Continuing my series of blogs about Shakespeare’s sources for his plays, we now take a look at one which is currently being staged at the RSC, Measure for Measure. You may recall that in this story the corrupt Angelo offers the innocent Isabella a chance to save her brother’s life if she will sleep with him. Shakespeare manages to find a way for this situation to be resolved without any of the victims having to seriously compromise their morals. In other words Isabella does not have to sleep with Angelo and her brother’s life is also saved. Neither Shakespeare’s first source for the play George Whetstone’s Promos and Cassandra (1578) nor the tale it was based of Epitia and Juriste by Giraldi Cinthio, (1566). spare Isabella’s virtue. Here is a summary of Whetstone’s play.
Promos is appointed to rule over the city of Julio, where he sentences Andrugio to death for incontinence. Andrugio’s sister, Cassandra, weeps over the hard fate of her young brother, who appeals to her to plead with Promos. She therefore meets Promos and obtains a postponement of the execution. After she has left, Promos reveals in a soliloquy that he has fallen in love with her but is determined to overcome the temptation. However, having been encouraged by his corrupt servant, Phallax, to believe that Cassandra might be overcome, he is unable to subdue his desire for her. When she meets him again to know his final decision, he first defends the law and then, when she pleads for mercy, makes his infamous proposal.
Amazed and horrified, Cassandra refuses. Promos promises to make her his wife and gives her two days in which to think it over. She goes to her brother’s cell to inform him of Promos’ vile condition and to prepare him for death. Andrugio, taken aback that a judge of Angelo’s supposed integrity has been corrupted by the same lust for which he would condemn another, appeals to his sister to accept the proposed terms and thereby save his life.
Brother and sister argue, but finally Cassandra is won over.
After satisfying his desire, Promos decides to break his word, since no one knows of his promise and Cassandra cannot reveal her own shame. He orders that Andrugio should be executed secretly and his head sent to Cassandra.In fact Andrugio is freed by the jailer and goes into hiding later to be reunited with Cassandra when Angelo is caught and punished by the King.
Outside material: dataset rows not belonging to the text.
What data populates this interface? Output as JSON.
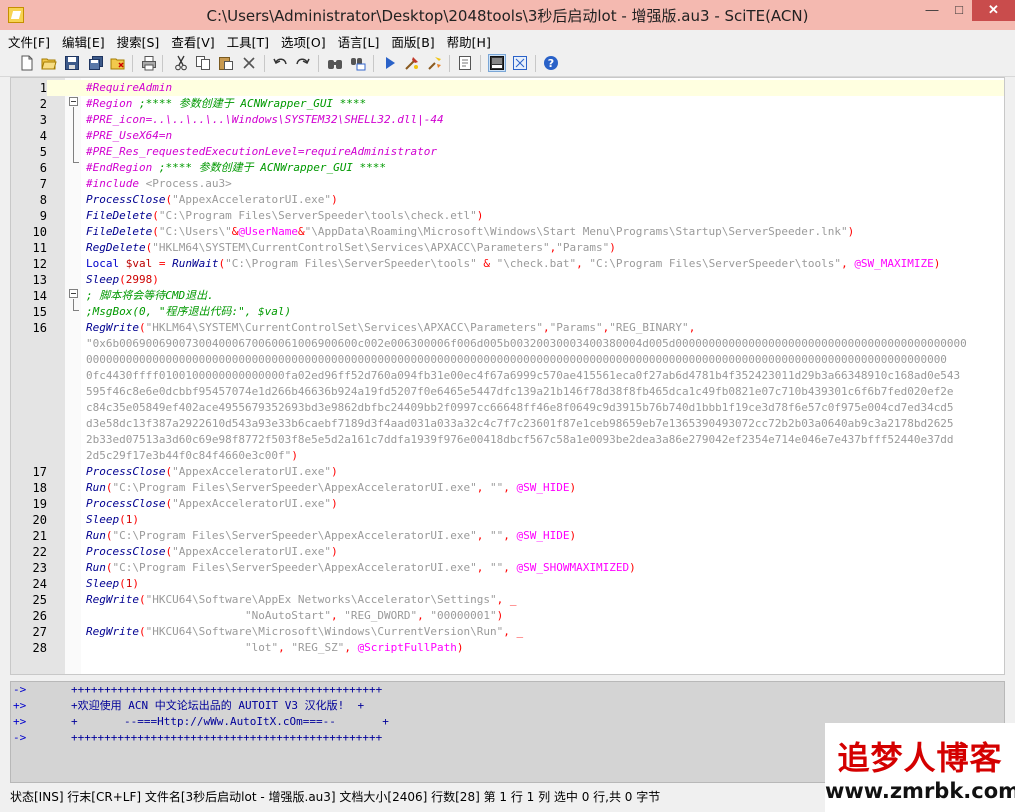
{
  "window": {
    "title": "C:\\Users\\Administrator\\Desktop\\2048tools\\3秒后启动lot - 增强版.au3 - SciTE(ACN)",
    "min_glyph": "—",
    "max_glyph": "□",
    "close_glyph": "✕"
  },
  "menu": [
    "文件[F]",
    "编辑[E]",
    "搜索[S]",
    "查看[V]",
    "工具[T]",
    "选项[O]",
    "语言[L]",
    "面版[B]",
    "帮助[H]"
  ],
  "toolbar_icons": [
    "new-icon",
    "open-icon",
    "save-icon",
    "save-all-icon",
    "close-file-icon",
    "print-icon",
    "cut-icon",
    "copy-icon",
    "paste-icon",
    "delete-icon",
    "undo-icon",
    "redo-icon",
    "find-icon",
    "replace-icon",
    "run-icon",
    "compile-icon",
    "tidy-icon",
    "properties-icon",
    "output-pane-icon",
    "fullscreen-icon",
    "help-icon"
  ],
  "editor": {
    "lines": [
      {
        "n": "1",
        "segs": [
          [
            "dir",
            "#RequireAdmin"
          ]
        ]
      },
      {
        "n": "2",
        "segs": [
          [
            "dir",
            "#Region "
          ],
          [
            "cmt",
            ";**** 参数创建于 ACNWrapper_GUI ****"
          ]
        ]
      },
      {
        "n": "3",
        "segs": [
          [
            "dir",
            "#PRE_icon=..\\..\\..\\..\\Windows\\SYSTEM32\\SHELL32.dll|-44"
          ]
        ]
      },
      {
        "n": "4",
        "segs": [
          [
            "dir",
            "#PRE_UseX64=n"
          ]
        ]
      },
      {
        "n": "5",
        "segs": [
          [
            "dir",
            "#PRE_Res_requestedExecutionLevel=requireAdministrator"
          ]
        ]
      },
      {
        "n": "6",
        "segs": [
          [
            "dir",
            "#EndRegion "
          ],
          [
            "cmt",
            ";**** 参数创建于 ACNWrapper_GUI ****"
          ]
        ]
      },
      {
        "n": "7",
        "segs": [
          [
            "inc",
            "#include "
          ],
          [
            "incs",
            "<Process.au3>"
          ]
        ]
      },
      {
        "n": "8",
        "segs": [
          [
            "fn",
            "ProcessClose"
          ],
          [
            "op",
            "("
          ],
          [
            "str",
            "\"AppexAcceleratorUI.exe\""
          ],
          [
            "op",
            ")"
          ]
        ]
      },
      {
        "n": "9",
        "segs": [
          [
            "fn",
            "FileDelete"
          ],
          [
            "op",
            "("
          ],
          [
            "str",
            "\"C:\\Program Files\\ServerSpeeder\\tools\\check.etl\""
          ],
          [
            "op",
            ")"
          ]
        ]
      },
      {
        "n": "10",
        "segs": [
          [
            "fn",
            "FileDelete"
          ],
          [
            "op",
            "("
          ],
          [
            "str",
            "\"C:\\Users\\\""
          ],
          [
            "op",
            "&"
          ],
          [
            "mac",
            "@UserName"
          ],
          [
            "op",
            "&"
          ],
          [
            "str",
            "\"\\AppData\\Roaming\\Microsoft\\Windows\\Start Menu\\Programs\\Startup\\ServerSpeeder.lnk\""
          ],
          [
            "op",
            ")"
          ]
        ]
      },
      {
        "n": "11",
        "segs": [
          [
            "fn",
            "RegDelete"
          ],
          [
            "op",
            "("
          ],
          [
            "str",
            "\"HKLM64\\SYSTEM\\CurrentControlSet\\Services\\APXACC\\Parameters\""
          ],
          [
            "op",
            ","
          ],
          [
            "str",
            "\"Params\""
          ],
          [
            "op",
            ")"
          ]
        ]
      },
      {
        "n": "12",
        "segs": [
          [
            "kw",
            "Local "
          ],
          [
            "var",
            "$val"
          ],
          [
            "op",
            " = "
          ],
          [
            "fn",
            "RunWait"
          ],
          [
            "op",
            "("
          ],
          [
            "str",
            "\"C:\\Program Files\\ServerSpeeder\\tools\""
          ],
          [
            "op",
            " & "
          ],
          [
            "str",
            "\"\\check.bat\""
          ],
          [
            "op",
            ", "
          ],
          [
            "str",
            "\"C:\\Program Files\\ServerSpeeder\\tools\""
          ],
          [
            "op",
            ", "
          ],
          [
            "mac",
            "@SW_MAXIMIZE"
          ],
          [
            "op",
            ")"
          ]
        ]
      },
      {
        "n": "13",
        "segs": [
          [
            "fn",
            "Sleep"
          ],
          [
            "op",
            "("
          ],
          [
            "num",
            "2998"
          ],
          [
            "op",
            ")"
          ]
        ]
      },
      {
        "n": "14",
        "segs": [
          [
            "cmt",
            "; 脚本将会等待CMD退出."
          ]
        ]
      },
      {
        "n": "15",
        "segs": [
          [
            "cmt",
            ";MsgBox(0, \"程序退出代码:\", $val)"
          ]
        ]
      },
      {
        "n": "16",
        "segs": [
          [
            "fn",
            "RegWrite"
          ],
          [
            "op",
            "("
          ],
          [
            "str",
            "\"HKLM64\\SYSTEM\\CurrentControlSet\\Services\\APXACC\\Parameters\""
          ],
          [
            "op",
            ","
          ],
          [
            "str",
            "\"Params\""
          ],
          [
            "op",
            ","
          ],
          [
            "str",
            "\"REG_BINARY\""
          ],
          [
            "op",
            ","
          ]
        ]
      },
      {
        "n": "",
        "segs": [
          [
            "str",
            "\"0x6b006900690073004000670060061006900600c002e006300006f006d005b00320030003400380004d005d00000000000000000000000000000000000000000000"
          ]
        ]
      },
      {
        "n": "",
        "segs": [
          [
            "str",
            "0000000000000000000000000000000000000000000000000000000000000000000000000000000000000000000000000000000000000000000000000000000000"
          ]
        ]
      },
      {
        "n": "",
        "segs": [
          [
            "str",
            "0fc4430ffff0100100000000000000fa02ed96ff52d760a094fb31e00ec4f67a6999c570ae415561eca0f27ab6d4781b4f352423011d29b3a66348910c168ad0e543"
          ]
        ]
      },
      {
        "n": "",
        "segs": [
          [
            "str",
            "595f46c8e6e0dcbbf95457074e1d266b46636b924a19fd5207f0e6465e5447dfc139a21b146f78d38f8fb465dca1c49fb0821e07c710b439301c6f6b7fed020ef2e"
          ]
        ]
      },
      {
        "n": "",
        "segs": [
          [
            "str",
            "c84c35e05849ef402ace4955679352693bd3e9862dbfbc24409bb2f0997cc66648ff46e8f0649c9d3915b76b740d1bbb1f19ce3d78f6e57c0f975e004cd7ed34cd5"
          ]
        ]
      },
      {
        "n": "",
        "segs": [
          [
            "str",
            "d3e58dc13f387a2922610d543a93e33b6caebf7189d3f4aad031a033a32c4c7f7c23601f87e1ceb98659eb7e1365390493072cc72b2b03a0640ab9c3a2178bd2625"
          ]
        ]
      },
      {
        "n": "",
        "segs": [
          [
            "str",
            "2b33ed07513a3d60c69e98f8772f503f8e5e5d2a161c7ddfa1939f976e00418dbcf567c58a1e0093be2dea3a86e279042ef2354e714e046e7e437bfff52440e37dd"
          ]
        ]
      },
      {
        "n": "",
        "segs": [
          [
            "str",
            "2d5c29f17e3b44f0c84f4660e3c00f\""
          ],
          [
            "op",
            ")"
          ]
        ]
      },
      {
        "n": "17",
        "segs": [
          [
            "fn",
            "ProcessClose"
          ],
          [
            "op",
            "("
          ],
          [
            "str",
            "\"AppexAcceleratorUI.exe\""
          ],
          [
            "op",
            ")"
          ]
        ]
      },
      {
        "n": "18",
        "segs": [
          [
            "fn",
            "Run"
          ],
          [
            "op",
            "("
          ],
          [
            "str",
            "\"C:\\Program Files\\ServerSpeeder\\AppexAcceleratorUI.exe\""
          ],
          [
            "op",
            ", "
          ],
          [
            "str",
            "\"\""
          ],
          [
            "op",
            ", "
          ],
          [
            "mac",
            "@SW_HIDE"
          ],
          [
            "op",
            ")"
          ]
        ]
      },
      {
        "n": "19",
        "segs": [
          [
            "fn",
            "ProcessClose"
          ],
          [
            "op",
            "("
          ],
          [
            "str",
            "\"AppexAcceleratorUI.exe\""
          ],
          [
            "op",
            ")"
          ]
        ]
      },
      {
        "n": "20",
        "segs": [
          [
            "fn",
            "Sleep"
          ],
          [
            "op",
            "("
          ],
          [
            "num",
            "1"
          ],
          [
            "op",
            ")"
          ]
        ]
      },
      {
        "n": "21",
        "segs": [
          [
            "fn",
            "Run"
          ],
          [
            "op",
            "("
          ],
          [
            "str",
            "\"C:\\Program Files\\ServerSpeeder\\AppexAcceleratorUI.exe\""
          ],
          [
            "op",
            ", "
          ],
          [
            "str",
            "\"\""
          ],
          [
            "op",
            ", "
          ],
          [
            "mac",
            "@SW_HIDE"
          ],
          [
            "op",
            ")"
          ]
        ]
      },
      {
        "n": "22",
        "segs": [
          [
            "fn",
            "ProcessClose"
          ],
          [
            "op",
            "("
          ],
          [
            "str",
            "\"AppexAcceleratorUI.exe\""
          ],
          [
            "op",
            ")"
          ]
        ]
      },
      {
        "n": "23",
        "segs": [
          [
            "fn",
            "Run"
          ],
          [
            "op",
            "("
          ],
          [
            "str",
            "\"C:\\Program Files\\ServerSpeeder\\AppexAcceleratorUI.exe\""
          ],
          [
            "op",
            ", "
          ],
          [
            "str",
            "\"\""
          ],
          [
            "op",
            ", "
          ],
          [
            "mac",
            "@SW_SHOWMAXIMIZED"
          ],
          [
            "op",
            ")"
          ]
        ]
      },
      {
        "n": "24",
        "segs": [
          [
            "fn",
            "Sleep"
          ],
          [
            "op",
            "("
          ],
          [
            "num",
            "1"
          ],
          [
            "op",
            ")"
          ]
        ]
      },
      {
        "n": "25",
        "segs": [
          [
            "fn",
            "RegWrite"
          ],
          [
            "op",
            "("
          ],
          [
            "str",
            "\"HKCU64\\Software\\AppEx Networks\\Accelerator\\Settings\""
          ],
          [
            "op",
            ", _"
          ]
        ]
      },
      {
        "n": "26",
        "segs": [
          [
            "blk",
            "                        "
          ],
          [
            "str",
            "\"NoAutoStart\""
          ],
          [
            "op",
            ", "
          ],
          [
            "str",
            "\"REG_DWORD\""
          ],
          [
            "op",
            ", "
          ],
          [
            "str",
            "\"00000001\""
          ],
          [
            "op",
            ")"
          ]
        ]
      },
      {
        "n": "27",
        "segs": [
          [
            "fn",
            "RegWrite"
          ],
          [
            "op",
            "("
          ],
          [
            "str",
            "\"HKCU64\\Software\\Microsoft\\Windows\\CurrentVersion\\Run\""
          ],
          [
            "op",
            ", _"
          ]
        ]
      },
      {
        "n": "28",
        "segs": [
          [
            "blk",
            "                        "
          ],
          [
            "str",
            "\"lot\""
          ],
          [
            "op",
            ", "
          ],
          [
            "str",
            "\"REG_SZ\""
          ],
          [
            "op",
            ", "
          ],
          [
            "mac",
            "@ScriptFullPath"
          ],
          [
            "op",
            ")"
          ]
        ]
      }
    ]
  },
  "output": {
    "lines": [
      {
        "pre": "->",
        "txt": "+++++++++++++++++++++++++++++++++++++++++++++++"
      },
      {
        "pre": "+>",
        "txt": "+欢迎使用 ACN 中文论坛出品的 AUTOIT V3 汉化版!  +"
      },
      {
        "pre": "+>",
        "txt": "+       --===Http://wWw.AutoItX.cOm===--       +"
      },
      {
        "pre": "->",
        "txt": "+++++++++++++++++++++++++++++++++++++++++++++++"
      }
    ]
  },
  "statusbar": {
    "text": "状态[INS] 行末[CR+LF] 文件名[3秒后启动lot - 增强版.au3] 文档大小[2406] 行数[28] 第 1 行 1 列 选中 0 行,共 0 字节"
  },
  "watermark": {
    "title": "追梦人博客",
    "url": "www.zmrbk.com"
  },
  "colors": {
    "titlebar": "#f4b9b0",
    "close_button": "#c94c4c",
    "current_line": "#ffffe0",
    "directive": "#d000d0",
    "comment": "#009900",
    "function": "#000090",
    "string": "#9a9a9a",
    "operator": "#ff0000",
    "macro": "#ff00ff"
  }
}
For whatever reason Shakespeare seems to have wanted to find a resolution to the story in which he could save his Isabella’s virtue. And he does so by introducing another character and another sub plot. That of the jilted Mariana, whom Duke Vincentio (In disguise) describes to Isabella
Let me hear you speak farther. I have spirit to do
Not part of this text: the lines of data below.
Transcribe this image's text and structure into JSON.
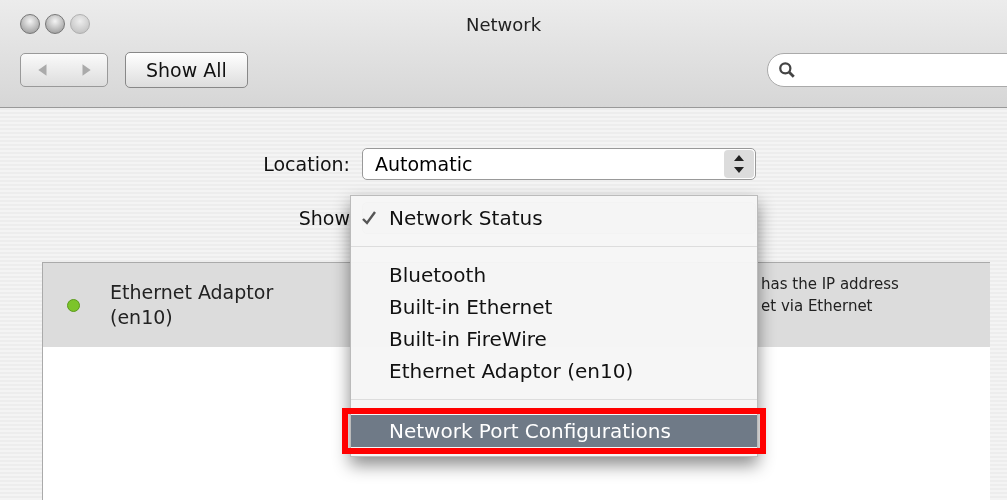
{
  "window": {
    "title": "Network"
  },
  "toolbar": {
    "show_all": "Show All"
  },
  "location": {
    "label": "Location:",
    "value": "Automatic"
  },
  "show": {
    "label": "Show"
  },
  "services": [
    {
      "name": "Ethernet Adaptor (en10)",
      "color": "#7cc42a",
      "selected": true
    }
  ],
  "status_lines": [
    "has the IP address",
    "et via Ethernet"
  ],
  "menu": {
    "items": [
      {
        "kind": "item",
        "label": "Network Status",
        "checked": true,
        "selected": false,
        "outlined": false
      },
      {
        "kind": "separator"
      },
      {
        "kind": "item",
        "label": "Bluetooth",
        "checked": false,
        "selected": false,
        "outlined": false
      },
      {
        "kind": "item",
        "label": "Built-in Ethernet",
        "checked": false,
        "selected": false,
        "outlined": false
      },
      {
        "kind": "item",
        "label": "Built-in FireWire",
        "checked": false,
        "selected": false,
        "outlined": false
      },
      {
        "kind": "item",
        "label": "Ethernet Adaptor (en10)",
        "checked": false,
        "selected": false,
        "outlined": false
      },
      {
        "kind": "separator"
      },
      {
        "kind": "item",
        "label": "Network Port Configurations",
        "checked": false,
        "selected": true,
        "outlined": true
      }
    ]
  }
}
anything that appears not foul in the truth of my spirit.
Virtue is bold, and goodness never fearful. Have
you not heard speak of Mariana, the sister of
Frederick the great soldier who miscarried at sea?
I have heard of the lady, and good words went with her name.
She should this Angelo have married; was affianced
to her by oath, and the nuptial appointed: between
which time of the contract and limit of the
solemnity, her brother Frederick was wrecked at sea,
having in that perished vessel the dowry of his
sister. But mark how heavily this befell to the
poor gentlewoman: there she lost a noble and
renowned brother, in his love toward her ever most
kind and natural; with him, the portion and sinew of
her fortune, her marriage-dowry; with both, her
combinate husband, this well-seeming Angelo.
So Shakespeare manages to write into his retelling of Whetstone’s play a bed trick in which Marianna is substituted for Isabella thus sparing her virtue and insuring Mariana makes the match she desires with Angelo. A rather happier happy ending than Whetstone’s had been. Curious then that Shakespeare adds to his own version a proposal of marriage from the duke to Isabella but does not tell us how she responds to that, so having preserved Isabella’s innocence he leaves her (and us) with an unanswered question as to her future.